It clearly states on My Mom's chart that she has dementia. It's why she needs a sitter. I came in the very first full day on the real floor to find someone yelling at her. "What's the matter?! Don't you know how to use a fork?!"
"Sometimes she does and sometimes she doesn't," I said as I pulled the curtain. "It's one of the challenges of her disease." You would think this gal would be mortified that I caught her in a moment of frustration. Nope. She complained. "Well she won't eat. She won't even eat the pudding." I sent her packing, then sat and watched as My Mom ate the whole dinner. In the hospital's defense, we had a couple of amazing people too. The problem was, it was always a gamble. So, even though I discovered we could use a sitter, it didn't provide much rest.
I complained about the inconsistencies to friends.
Beaumont posts a mission statement right in the lobby: To provide the best care possible to patients ... and with dignity. The only way I found effective, efficient and compassionate care was to plant myself on site 24/7. I blamed the situation on 'the system' not being prepared for dementia patients. A friend quickly corrected me. "It's the same for all patients," she said. "When you're that sick, you're equally out of it." She was right. If you're ever really sick, make sure someone peeks in at least periodically to make sure you're getting adequate care.
Hospitals are one of the biggest conglomerations in the country these days. Filled with bureaucratic red tape. It's all about the bottom line for big business. These places are over worked and under staffed.

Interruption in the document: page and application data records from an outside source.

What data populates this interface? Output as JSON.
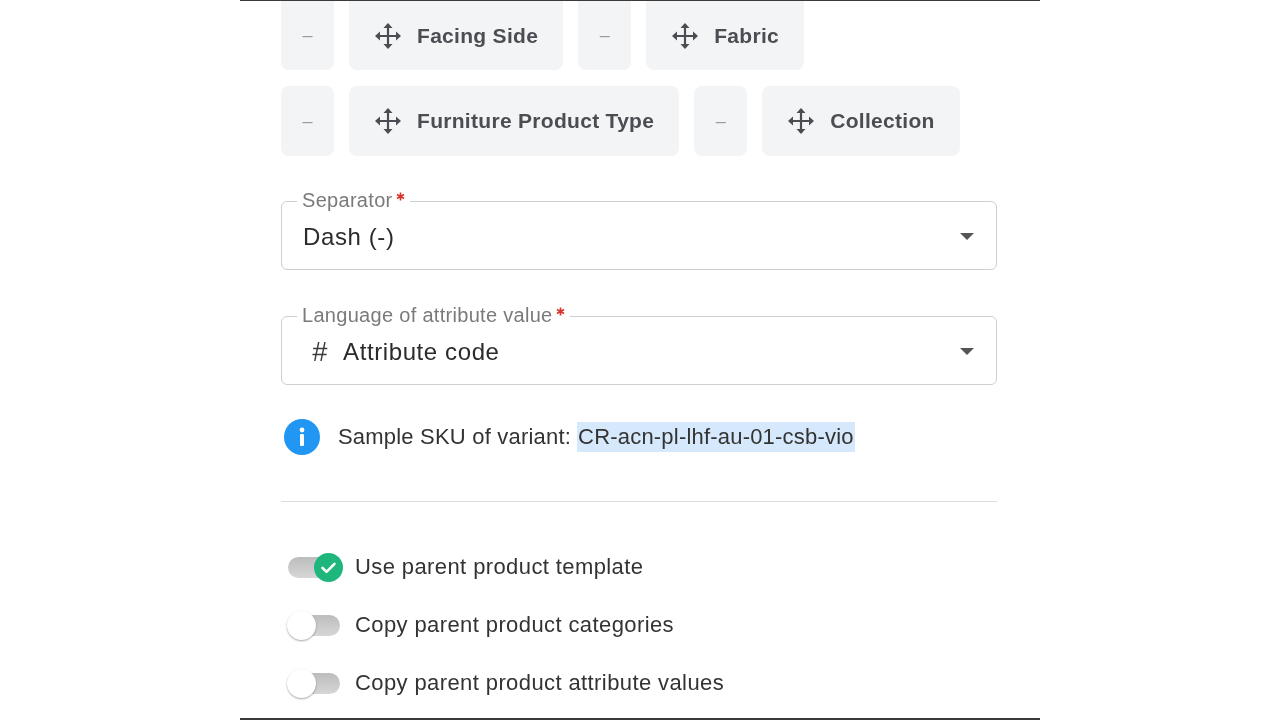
{
  "chip_rows": [
    [
      {
        "kind": "separator",
        "label": "–"
      },
      {
        "kind": "attribute",
        "label": "Facing Side"
      },
      {
        "kind": "separator",
        "label": "–"
      },
      {
        "kind": "attribute",
        "label": "Fabric"
      }
    ],
    [
      {
        "kind": "separator",
        "label": "–"
      },
      {
        "kind": "attribute",
        "label": "Furniture Product Type"
      },
      {
        "kind": "separator",
        "label": "–"
      },
      {
        "kind": "attribute",
        "label": "Collection"
      }
    ]
  ],
  "fields": [
    {
      "label": "Separator",
      "required": true,
      "value": "Dash (-)"
    },
    {
      "label": "Language of attribute value",
      "required": true,
      "prefix": "#",
      "value": "Attribute code"
    }
  ],
  "sample_sku": {
    "label": "Sample SKU of variant:",
    "value": "CR-acn-pl-lhf-au-01-csb-vio",
    "highlighted": true
  },
  "toggles": [
    {
      "label": "Use parent product template",
      "on": true
    },
    {
      "label": "Copy parent product categories",
      "on": false
    },
    {
      "label": "Copy parent product attribute values",
      "on": false
    }
  ]
}
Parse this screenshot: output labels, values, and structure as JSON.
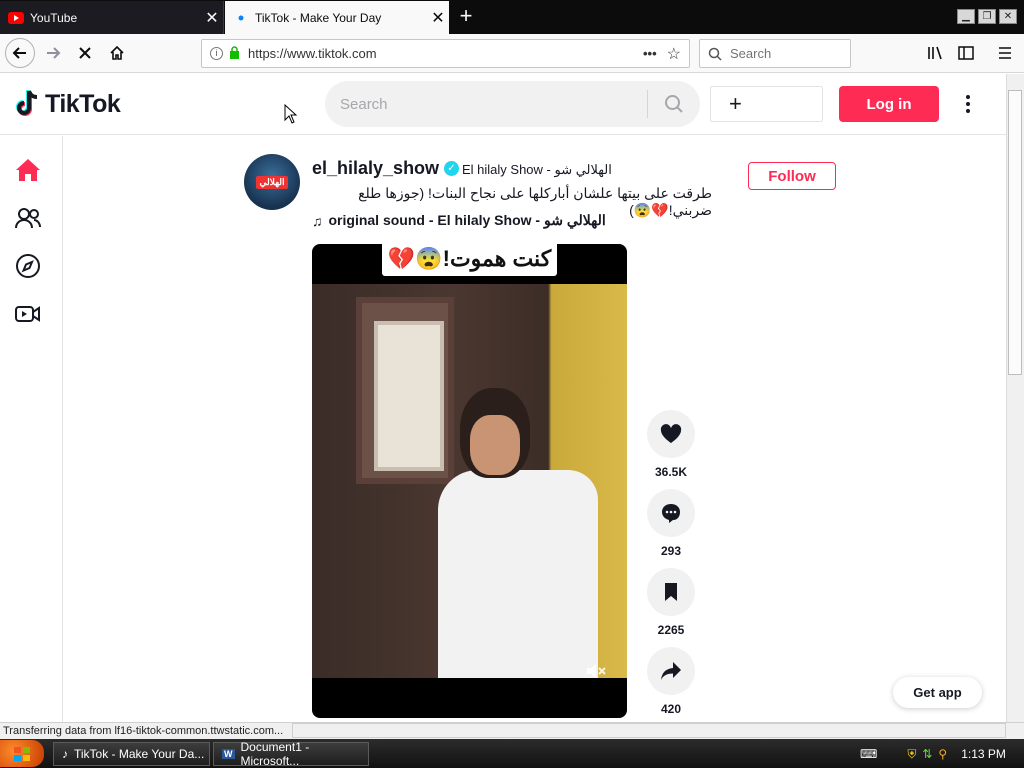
{
  "browser": {
    "tabs": [
      {
        "title": "YouTube",
        "icon": "youtube-icon",
        "active": false
      },
      {
        "title": "TikTok - Make Your Day",
        "icon": "loading-dot-icon",
        "active": true
      }
    ],
    "url": "https://www.tiktok.com",
    "search_placeholder": "Search"
  },
  "tiktok": {
    "logo_text": "TikTok",
    "search_placeholder": "Search",
    "login_label": "Log in",
    "post": {
      "username": "el_hilaly_show",
      "nickname": "El hilaly Show - الهلالي شو",
      "caption": "طرقت على بيتها علشان أباركلها على نجاح البنات! (جوزها طلع ضربني!💔😨)",
      "sound": "original sound - El hilaly Show - الهلالي شو",
      "follow_label": "Follow",
      "video_banner": "كنت هموت!😨💔",
      "avatar_tag": "الهلالي",
      "likes": "36.5K",
      "comments": "293",
      "saves": "2265",
      "shares": "420"
    },
    "get_app_label": "Get app"
  },
  "status_text": "Transferring data from lf16-tiktok-common.ttwstatic.com...",
  "taskbar": {
    "items": [
      {
        "label": "TikTok - Make Your Da..."
      },
      {
        "label": "Document1 - Microsoft..."
      }
    ],
    "clock": "1:13 PM"
  },
  "colors": {
    "brand": "#fe2c55",
    "verified": "#20d5ec"
  }
}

Sometimes a true caregiver can't even help you if they want to.
And that's when my friend hit me with the biggest whammy:
This is the sad state of our care institutions before socialized medicine.